Work through the data below and state how many lines contain "year", giving that number alone.
*** Records
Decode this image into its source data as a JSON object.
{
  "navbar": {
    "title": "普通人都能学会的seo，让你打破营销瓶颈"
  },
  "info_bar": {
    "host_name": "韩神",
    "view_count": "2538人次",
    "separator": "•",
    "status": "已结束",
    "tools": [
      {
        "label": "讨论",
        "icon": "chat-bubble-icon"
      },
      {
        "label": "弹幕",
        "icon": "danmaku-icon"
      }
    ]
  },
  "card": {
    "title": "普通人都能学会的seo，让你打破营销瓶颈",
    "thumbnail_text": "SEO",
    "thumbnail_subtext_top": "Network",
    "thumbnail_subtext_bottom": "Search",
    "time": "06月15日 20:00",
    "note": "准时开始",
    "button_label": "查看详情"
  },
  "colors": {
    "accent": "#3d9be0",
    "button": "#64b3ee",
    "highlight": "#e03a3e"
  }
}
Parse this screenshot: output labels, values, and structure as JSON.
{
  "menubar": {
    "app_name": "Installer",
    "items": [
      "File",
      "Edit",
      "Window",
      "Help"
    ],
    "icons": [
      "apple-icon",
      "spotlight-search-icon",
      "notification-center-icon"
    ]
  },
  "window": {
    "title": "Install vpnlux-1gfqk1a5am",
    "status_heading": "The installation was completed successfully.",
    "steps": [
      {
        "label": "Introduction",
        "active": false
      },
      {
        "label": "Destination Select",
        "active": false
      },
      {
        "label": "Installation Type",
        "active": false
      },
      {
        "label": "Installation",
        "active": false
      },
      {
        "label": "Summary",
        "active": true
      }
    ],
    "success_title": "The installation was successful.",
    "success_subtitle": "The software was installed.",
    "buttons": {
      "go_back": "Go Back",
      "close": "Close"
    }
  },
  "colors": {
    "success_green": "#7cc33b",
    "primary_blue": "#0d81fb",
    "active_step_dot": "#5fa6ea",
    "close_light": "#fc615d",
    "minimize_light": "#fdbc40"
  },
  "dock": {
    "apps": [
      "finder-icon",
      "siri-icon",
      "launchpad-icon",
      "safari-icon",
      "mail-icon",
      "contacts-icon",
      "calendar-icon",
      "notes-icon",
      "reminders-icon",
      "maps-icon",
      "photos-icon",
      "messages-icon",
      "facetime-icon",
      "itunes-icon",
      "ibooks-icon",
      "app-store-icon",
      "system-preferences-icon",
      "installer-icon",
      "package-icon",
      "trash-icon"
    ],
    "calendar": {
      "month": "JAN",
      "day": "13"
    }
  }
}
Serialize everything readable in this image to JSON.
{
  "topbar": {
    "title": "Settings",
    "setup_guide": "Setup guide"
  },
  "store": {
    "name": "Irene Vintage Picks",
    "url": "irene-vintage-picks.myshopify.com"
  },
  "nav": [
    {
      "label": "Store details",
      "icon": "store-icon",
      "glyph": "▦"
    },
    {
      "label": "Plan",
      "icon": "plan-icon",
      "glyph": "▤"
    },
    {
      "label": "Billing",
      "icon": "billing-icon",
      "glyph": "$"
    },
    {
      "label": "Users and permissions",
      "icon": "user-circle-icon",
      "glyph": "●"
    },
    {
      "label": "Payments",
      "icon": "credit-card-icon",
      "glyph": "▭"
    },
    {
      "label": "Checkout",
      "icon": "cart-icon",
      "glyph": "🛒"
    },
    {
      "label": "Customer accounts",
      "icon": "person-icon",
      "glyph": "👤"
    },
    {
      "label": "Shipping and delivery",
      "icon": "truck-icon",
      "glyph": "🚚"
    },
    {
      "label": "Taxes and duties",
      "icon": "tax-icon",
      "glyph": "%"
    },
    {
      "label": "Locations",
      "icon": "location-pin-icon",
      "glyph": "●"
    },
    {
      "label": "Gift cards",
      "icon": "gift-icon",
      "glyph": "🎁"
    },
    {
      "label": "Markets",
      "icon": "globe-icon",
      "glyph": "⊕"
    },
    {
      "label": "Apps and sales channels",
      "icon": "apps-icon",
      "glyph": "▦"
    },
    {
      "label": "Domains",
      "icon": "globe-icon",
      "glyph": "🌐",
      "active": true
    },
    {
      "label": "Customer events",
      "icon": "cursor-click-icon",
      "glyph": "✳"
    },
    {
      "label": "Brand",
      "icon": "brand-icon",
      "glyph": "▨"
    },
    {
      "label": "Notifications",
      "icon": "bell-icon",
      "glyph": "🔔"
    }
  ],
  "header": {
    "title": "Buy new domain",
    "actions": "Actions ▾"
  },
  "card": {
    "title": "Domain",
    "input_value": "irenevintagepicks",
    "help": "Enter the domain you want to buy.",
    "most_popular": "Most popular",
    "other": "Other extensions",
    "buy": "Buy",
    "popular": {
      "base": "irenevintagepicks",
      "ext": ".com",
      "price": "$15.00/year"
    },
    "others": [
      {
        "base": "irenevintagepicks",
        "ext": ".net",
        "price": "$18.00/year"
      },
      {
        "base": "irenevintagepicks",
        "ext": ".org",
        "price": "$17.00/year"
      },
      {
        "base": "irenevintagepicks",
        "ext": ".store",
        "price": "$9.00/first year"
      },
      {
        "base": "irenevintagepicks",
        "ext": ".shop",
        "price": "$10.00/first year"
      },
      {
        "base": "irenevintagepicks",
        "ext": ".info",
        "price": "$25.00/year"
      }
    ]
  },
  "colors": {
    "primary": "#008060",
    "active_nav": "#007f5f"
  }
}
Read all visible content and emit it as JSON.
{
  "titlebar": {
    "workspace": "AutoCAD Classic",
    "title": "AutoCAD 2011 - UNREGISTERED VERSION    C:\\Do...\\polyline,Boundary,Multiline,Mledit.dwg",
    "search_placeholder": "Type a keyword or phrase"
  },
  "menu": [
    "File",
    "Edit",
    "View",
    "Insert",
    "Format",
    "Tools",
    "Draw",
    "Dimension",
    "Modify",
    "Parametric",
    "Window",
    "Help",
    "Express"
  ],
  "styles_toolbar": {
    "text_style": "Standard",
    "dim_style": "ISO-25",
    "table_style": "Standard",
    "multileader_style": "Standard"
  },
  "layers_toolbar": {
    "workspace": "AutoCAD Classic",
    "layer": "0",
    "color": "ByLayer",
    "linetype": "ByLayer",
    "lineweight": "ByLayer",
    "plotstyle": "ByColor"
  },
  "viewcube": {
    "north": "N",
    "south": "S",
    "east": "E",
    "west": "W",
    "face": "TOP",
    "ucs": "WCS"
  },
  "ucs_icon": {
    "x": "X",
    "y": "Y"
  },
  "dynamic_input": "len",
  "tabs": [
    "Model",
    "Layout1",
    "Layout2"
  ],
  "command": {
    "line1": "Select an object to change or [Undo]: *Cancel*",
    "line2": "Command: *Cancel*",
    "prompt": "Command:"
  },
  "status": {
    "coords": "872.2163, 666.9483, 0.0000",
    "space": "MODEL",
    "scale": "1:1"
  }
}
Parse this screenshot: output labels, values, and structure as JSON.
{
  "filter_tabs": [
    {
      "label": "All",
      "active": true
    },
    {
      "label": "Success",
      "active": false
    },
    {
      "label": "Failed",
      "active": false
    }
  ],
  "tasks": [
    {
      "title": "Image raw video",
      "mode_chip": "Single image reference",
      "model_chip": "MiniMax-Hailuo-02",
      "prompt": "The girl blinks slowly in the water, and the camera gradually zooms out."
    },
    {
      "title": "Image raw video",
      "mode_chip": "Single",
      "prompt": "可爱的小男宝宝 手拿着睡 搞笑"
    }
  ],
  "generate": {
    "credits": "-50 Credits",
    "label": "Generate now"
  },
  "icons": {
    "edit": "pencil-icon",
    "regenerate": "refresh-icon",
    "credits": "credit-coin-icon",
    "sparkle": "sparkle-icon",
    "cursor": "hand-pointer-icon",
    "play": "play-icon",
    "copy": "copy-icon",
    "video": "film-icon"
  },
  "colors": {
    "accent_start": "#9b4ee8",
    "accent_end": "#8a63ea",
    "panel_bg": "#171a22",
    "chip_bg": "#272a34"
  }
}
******
§ Solution
6